Share this story
Close X
Switch to Desktop Site

Unresolved: disarming Hizbullah

Cease-fire took hold Monday as residents returned after five weeks of intense conflict.

About these ads

Moments after a cease-fire calmed Israeli and Hizbullah guns Monday morning, loyalists of the Lebanese guerrillas were on the streets, handing out preprinted posters announcing a "divine victory."

Peace, however fragile, finally prevailed after a five-week war that has taken more than 1,250 lives. Lebanese Shiites – some celebrating Hizbullah's resistance, some tearful with grief – began flooding back to ruined homes.
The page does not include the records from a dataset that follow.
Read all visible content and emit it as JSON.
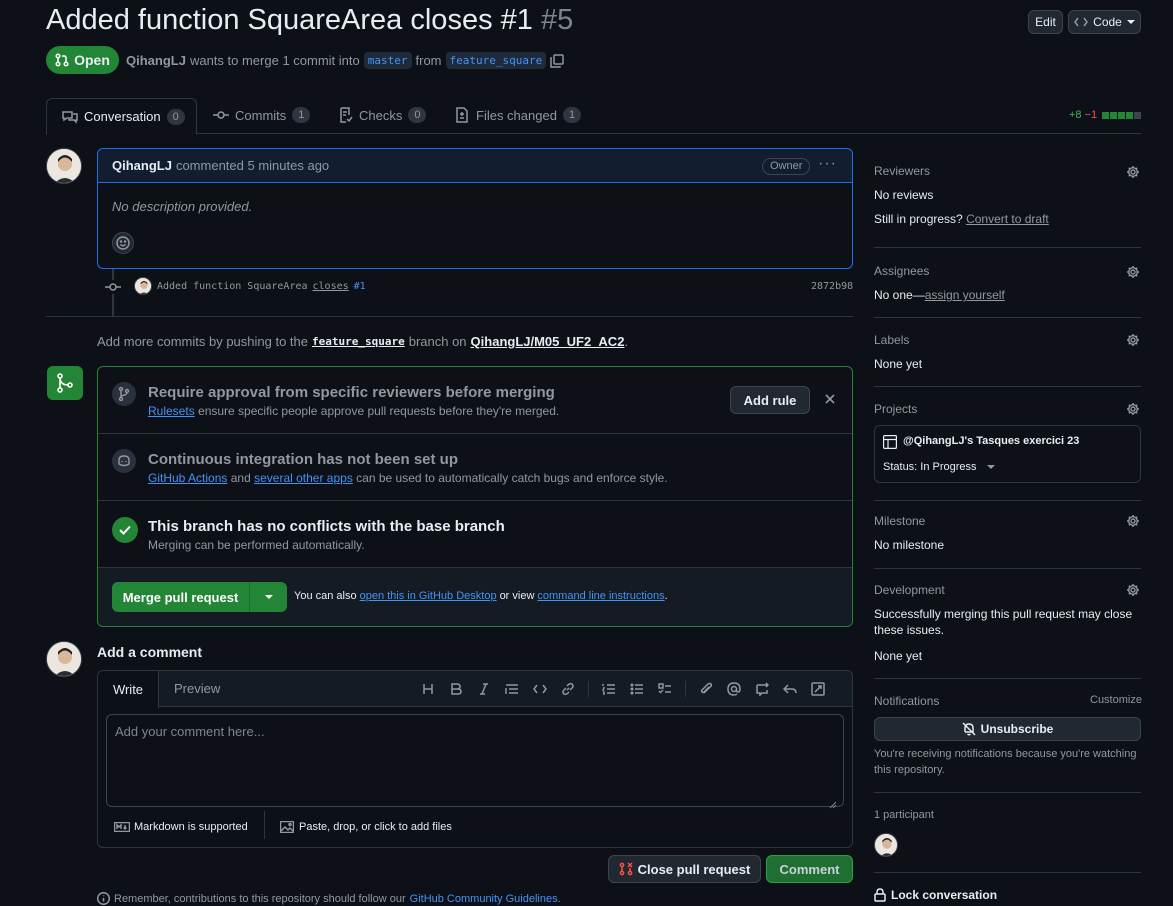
{
  "header": {
    "title": "Added function SquareArea closes #1",
    "number": "#5",
    "edit_label": "Edit",
    "code_label": "Code",
    "status": "Open",
    "author": "QihangLJ",
    "merge_text": "wants to merge 1 commit into",
    "base_branch": "master",
    "from_text": "from",
    "head_branch": "feature_square"
  },
  "tabs": [
    {
      "label": "Conversation",
      "count": "0"
    },
    {
      "label": "Commits",
      "count": "1"
    },
    {
      "label": "Checks",
      "count": "0"
    },
    {
      "label": "Files changed",
      "count": "1"
    }
  ],
  "diffstat": {
    "added": "+8",
    "removed": "−1"
  },
  "comment": {
    "author": "QihangLJ",
    "action": "commented 5 minutes ago",
    "badge": "Owner",
    "body": "No description provided."
  },
  "commit": {
    "message": "Added function SquareArea",
    "closes": "closes",
    "issue": "#1",
    "sha": "2872b98"
  },
  "push_hint": {
    "prefix": "Add more commits by pushing to the",
    "branch": "feature_square",
    "middle": "branch on",
    "repo": "QihangLJ/M05_UF2_AC2",
    "suffix": "."
  },
  "merge_box": {
    "rule_title": "Require approval from specific reviewers before merging",
    "rule_link": "Rulesets",
    "rule_desc": "ensure specific people approve pull requests before they're merged.",
    "add_rule": "Add rule",
    "ci_title": "Continuous integration has not been set up",
    "ci_link1": "GitHub Actions",
    "ci_and": "and",
    "ci_link2": "several other apps",
    "ci_desc": "can be used to automatically catch bugs and enforce style.",
    "conflict_title": "This branch has no conflicts with the base branch",
    "conflict_desc": "Merging can be performed automatically.",
    "merge_button": "Merge pull request",
    "also_text": "You can also",
    "desktop_link": "open this in GitHub Desktop",
    "or_view": "or view",
    "cli_link": "command line instructions",
    "period": "."
  },
  "add_comment": {
    "heading": "Add a comment",
    "tab_write": "Write",
    "tab_preview": "Preview",
    "placeholder": "Add your comment here...",
    "markdown": "Markdown is supported",
    "attach": "Paste, drop, or click to add files",
    "close_pr": "Close pull request",
    "comment_btn": "Comment",
    "remember": "Remember, contributions to this repository should follow our",
    "guidelines": "GitHub Community Guidelines",
    "remember_end": "."
  },
  "sidebar": {
    "reviewers": {
      "title": "Reviewers",
      "value": "No reviews",
      "progress": "Still in progress?",
      "convert": "Convert to draft"
    },
    "assignees": {
      "title": "Assignees",
      "value": "No one—",
      "assign": "assign yourself"
    },
    "labels": {
      "title": "Labels",
      "value": "None yet"
    },
    "projects": {
      "title": "Projects",
      "project_name": "@QihangLJ's Tasques exercici 23",
      "status": "Status: In Progress"
    },
    "milestone": {
      "title": "Milestone",
      "value": "No milestone"
    },
    "development": {
      "title": "Development",
      "desc": "Successfully merging this pull request may close these issues.",
      "value": "None yet"
    },
    "notifications": {
      "title": "Notifications",
      "customize": "Customize",
      "unsubscribe": "Unsubscribe",
      "desc": "You're receiving notifications because you're watching this repository."
    },
    "participants": {
      "title": "1 participant"
    },
    "lock": "Lock conversation"
  },
  "colors": {
    "green": "#238636",
    "open_green": "#238636",
    "link": "#4493f8",
    "danger": "#f85149",
    "bg": "#0d1117"
  }
}
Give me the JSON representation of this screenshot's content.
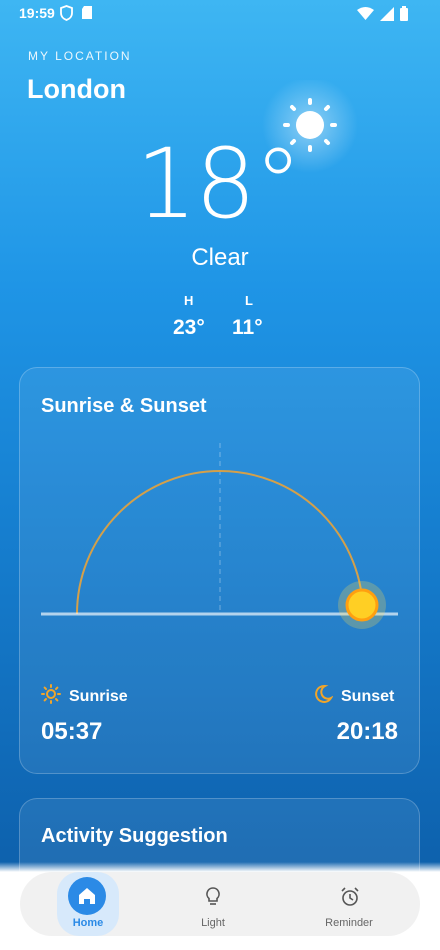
{
  "status_bar": {
    "time": "19:59"
  },
  "header": {
    "caption": "MY LOCATION",
    "city": "London",
    "temperature": "18°",
    "condition": "Clear",
    "high_label": "H",
    "low_label": "L",
    "high_value": "23°",
    "low_value": "11°"
  },
  "sun_card": {
    "title": "Sunrise & Sunset",
    "sunrise_label": "Sunrise",
    "sunset_label": "Sunset",
    "sunrise_time": "05:37",
    "sunset_time": "20:18"
  },
  "activity_card": {
    "title": "Activity Suggestion"
  },
  "nav": {
    "items": [
      {
        "label": "Home",
        "icon": "home-icon",
        "active": true
      },
      {
        "label": "Light",
        "icon": "lightbulb-icon",
        "active": false
      },
      {
        "label": "Reminder",
        "icon": "alarm-clock-icon",
        "active": false
      }
    ]
  },
  "colors": {
    "accent": "#2b8ae6",
    "sun": "#ffcf24",
    "arc": "#d4a04a"
  }
}
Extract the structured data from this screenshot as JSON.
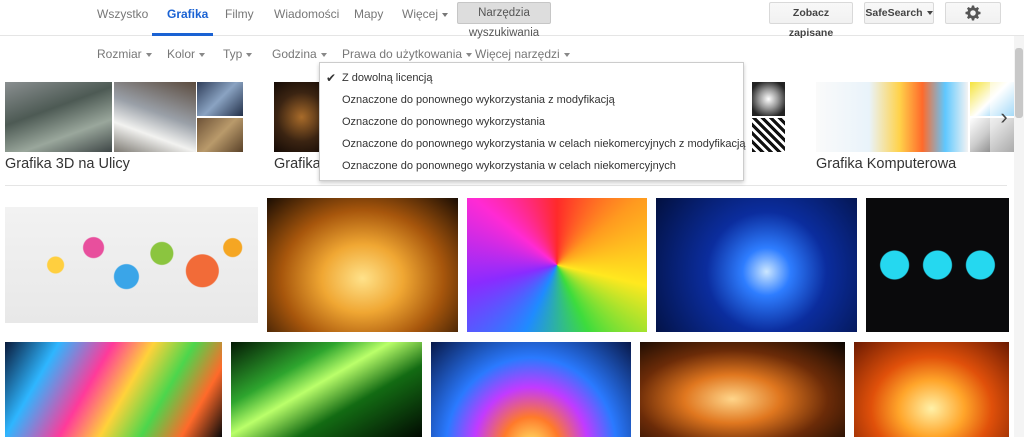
{
  "nav": {
    "tabs": [
      {
        "label": "Wszystko"
      },
      {
        "label": "Grafika"
      },
      {
        "label": "Filmy"
      },
      {
        "label": "Wiadomości"
      },
      {
        "label": "Mapy"
      },
      {
        "label": "Więcej"
      }
    ],
    "active_tab": "Grafika",
    "tools_label": "Narzędzia wyszukiwania",
    "saved_label": "Zobacz zapisane",
    "safesearch_label": "SafeSearch",
    "settings_icon": "gear-icon"
  },
  "filters": [
    {
      "label": "Rozmiar"
    },
    {
      "label": "Kolor"
    },
    {
      "label": "Typ"
    },
    {
      "label": "Godzina"
    },
    {
      "label": "Prawa do użytkowania"
    },
    {
      "label": "Więcej narzędzi"
    }
  ],
  "usage_rights_menu": {
    "items": [
      {
        "label": "Z dowolną licencją",
        "checked": true
      },
      {
        "label": "Oznaczone do ponownego wykorzystania z modyfikacją",
        "checked": false
      },
      {
        "label": "Oznaczone do ponownego wykorzystania",
        "checked": false
      },
      {
        "label": "Oznaczone do ponownego wykorzystania w celach niekomercyjnych z modyfikacją",
        "checked": false
      },
      {
        "label": "Oznaczone do ponownego wykorzystania w celach niekomercyjnych",
        "checked": false
      }
    ]
  },
  "related": [
    {
      "label": "Grafika 3D na Ulicy"
    },
    {
      "label": "Grafika"
    },
    {
      "label": "Grafika Komputerowa"
    }
  ],
  "colors": {
    "accent": "#1a62d3",
    "muted_text": "#777777"
  }
}
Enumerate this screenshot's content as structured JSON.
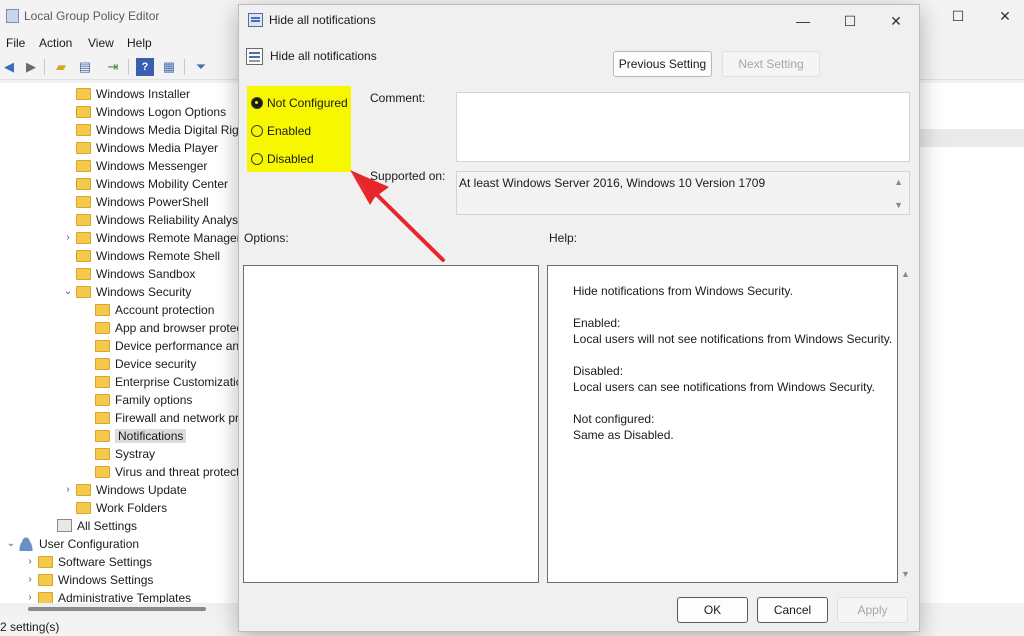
{
  "main": {
    "title": "Local Group Policy Editor",
    "menu": [
      "File",
      "Action",
      "View",
      "Help"
    ],
    "status": "2 setting(s)",
    "window_controls": {
      "minimize": "—",
      "maximize": "☐",
      "close": "✕"
    },
    "toolbar_icons": [
      "back-arrow-icon",
      "forward-arrow-icon",
      "up-folder-icon",
      "show-hide-tree-icon",
      "export-list-icon",
      "help-icon",
      "properties-icon",
      "filter-icon"
    ]
  },
  "tree": {
    "items": [
      {
        "label": "Windows Installer"
      },
      {
        "label": "Windows Logon Options"
      },
      {
        "label": "Windows Media Digital Righ"
      },
      {
        "label": "Windows Media Player"
      },
      {
        "label": "Windows Messenger"
      },
      {
        "label": "Windows Mobility Center"
      },
      {
        "label": "Windows PowerShell"
      },
      {
        "label": "Windows Reliability Analysis"
      },
      {
        "label": "Windows Remote Managem",
        "expander": "›"
      },
      {
        "label": "Windows Remote Shell"
      },
      {
        "label": "Windows Sandbox"
      },
      {
        "label": "Windows Security",
        "expander": "⌄"
      },
      {
        "label": "Account protection"
      },
      {
        "label": "App and browser protec"
      },
      {
        "label": "Device performance and"
      },
      {
        "label": "Device security"
      },
      {
        "label": "Enterprise Customization"
      },
      {
        "label": "Family options"
      },
      {
        "label": "Firewall and network pro"
      },
      {
        "label": "Notifications"
      },
      {
        "label": "Systray"
      },
      {
        "label": "Virus and threat protecti"
      },
      {
        "label": "Windows Update",
        "expander": "›"
      },
      {
        "label": "Work Folders"
      },
      {
        "label": "All Settings"
      },
      {
        "label": "User Configuration",
        "expander": "⌄"
      },
      {
        "label": "Software Settings",
        "expander": "›"
      },
      {
        "label": "Windows Settings",
        "expander": "›"
      },
      {
        "label": "Administrative Templates",
        "expander": "›"
      }
    ]
  },
  "dialog": {
    "title": "Hide all notifications",
    "policy_name": "Hide all notifications",
    "window_controls": {
      "minimize": "—",
      "maximize": "☐",
      "close": "✕"
    },
    "prev_button": "Previous Setting",
    "next_button": "Next Setting",
    "radios": [
      {
        "label": "Not Configured",
        "checked": true
      },
      {
        "label": "Enabled",
        "checked": false
      },
      {
        "label": "Disabled",
        "checked": false
      }
    ],
    "comment_label": "Comment:",
    "comment_value": "",
    "supported_label": "Supported on:",
    "supported_value": "At least Windows Server 2016, Windows 10 Version 1709",
    "options_label": "Options:",
    "help_label": "Help:",
    "help": {
      "p1": "Hide notifications from Windows Security.",
      "enabled_h": "Enabled:",
      "enabled_t": "Local users will not see notifications from Windows Security.",
      "disabled_h": "Disabled:",
      "disabled_t": "Local users can see notifications from Windows Security.",
      "nc_h": "Not configured:",
      "nc_t": "Same as Disabled."
    },
    "ok_button": "OK",
    "cancel_button": "Cancel",
    "apply_button": "Apply",
    "highlight_color": "#f7f700",
    "arrow_color": "#e8262a"
  }
}
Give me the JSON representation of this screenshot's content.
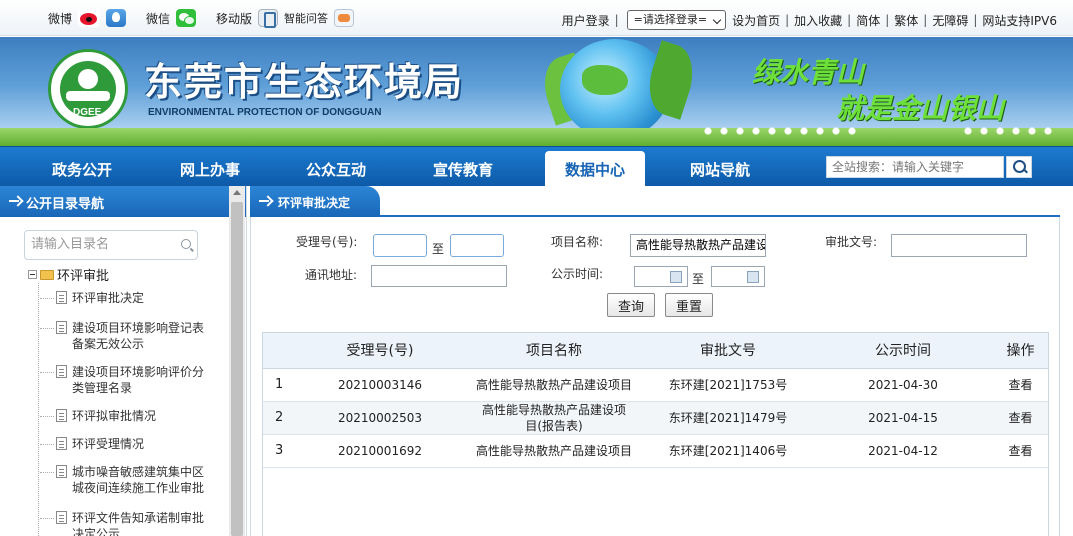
{
  "topbar": {
    "weibo_label": "微博",
    "wechat_label": "微信",
    "mobile_label": "移动版",
    "qa_label": "智能问答",
    "user_login": "用户登录",
    "login_select": "=请选择登录=",
    "links": [
      "设为首页",
      "加入收藏",
      "简体",
      "繁体",
      "无障碍",
      "网站支持IPV6"
    ]
  },
  "banner": {
    "logo_text": "DGEE",
    "title": "东莞市生态环境局",
    "subtitle": "ENVIRONMENTAL PROTECTION OF DONGGUAN",
    "slogan_line1": "绿水青山",
    "slogan_line2": "就是金山银山"
  },
  "nav": {
    "items": [
      "政务公开",
      "网上办事",
      "公众互动",
      "宣传教育",
      "数据中心",
      "网站导航"
    ],
    "active": "数据中心",
    "search_placeholder": "全站搜索：请输入关键字"
  },
  "sidebar": {
    "header": "公开目录导航",
    "filter_placeholder": "请输入目录名",
    "root": "环评审批",
    "items": [
      "环评审批决定",
      "建设项目环境影响登记表备案无效公示",
      "建设项目环境影响评价分类管理名录",
      "环评拟审批情况",
      "环评受理情况",
      "城市噪音敏感建筑集中区城夜间连续施工作业审批",
      "环评文件告知承诺制审批决定公示"
    ]
  },
  "main": {
    "tab": "环评审批决定",
    "form": {
      "accept_no_label": "受理号(号):",
      "to_label": "至",
      "project_label": "项目名称:",
      "project_value": "高性能导热散热产品建设项目",
      "approval_no_label": "审批文号:",
      "address_label": "通讯地址:",
      "publish_time_label": "公示时间:",
      "query_button": "查询",
      "reset_button": "重置"
    },
    "table": {
      "headers": [
        "",
        "受理号(号)",
        "项目名称",
        "审批文号",
        "公示时间",
        "操作"
      ],
      "rows": [
        {
          "idx": "1",
          "accept_no": "20210003146",
          "project": "高性能导热散热产品建设项目",
          "approval_no": "东环建[2021]1753号",
          "date": "2021-04-30",
          "op": "查看"
        },
        {
          "idx": "2",
          "accept_no": "20210002503",
          "project": "高性能导热散热产品建设项目(报告表)",
          "approval_no": "东环建[2021]1479号",
          "date": "2021-04-15",
          "op": "查看"
        },
        {
          "idx": "3",
          "accept_no": "20210001692",
          "project": "高性能导热散热产品建设项目",
          "approval_no": "东环建[2021]1406号",
          "date": "2021-04-12",
          "op": "查看"
        }
      ]
    }
  }
}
But the conflict has not settled a key issue: the fate of Hizbullah's arms. Disputes over disarmament postponed a Lebanese cabinet meeting Sunday. How far Hizbullah can present the conflict as victory in a necessary war, to Lebanese and the wider Muslim world, may determine how it withstands pressure to disarm.

Hizbullah chief Sayyed Hassan Nasrallah, in a televised statement Monday night, said his fighters had won a "strategic and historic victory" over Israel, and that it is the "wrong time" to discuss disarming.

"Who will defend Lebanon in case of a new Israeli offensive?" Mr. Nasrallah asked, adding that the Lebanese Army and new UN force were "incapable of protecting Lebanon."

It is "immoral, incorrect, and inappropriate" to discuss disarming Hizbullah publicly now, Nasrallah said. "It is wrong timing on the psychological and moral level, particularly before the cease-fire."

Nasrallah promised that from Tuesday morning, Hizbullah teams would assess and repair damage to homes as well as pay a year's rent and the cost of furniture to every owner of some 15,000 destroyed homes.

In the hours after the cease-fire, yellow Hizbullah flags flew triumphantly, along with posters of Nasrallah and Katyusha rocket launchers, that read in Arabic: "Believe in God's Promise."

"It's no matter when we come back, we don't mind living in a tent," says Salina Maki, a mother of three who returned to her half-wrecked apartment to retrieve children's shoes and kitchenware. She says the war was worth it. "The destruction of Israel is the most important thing," insists the black-clad Mrs. Maki. "God help the resistance, and Sheikh Nasrallah."


Page 1 of 4

Follow Stories Like This
Get the Monitor stories you care about delivered to your inbox.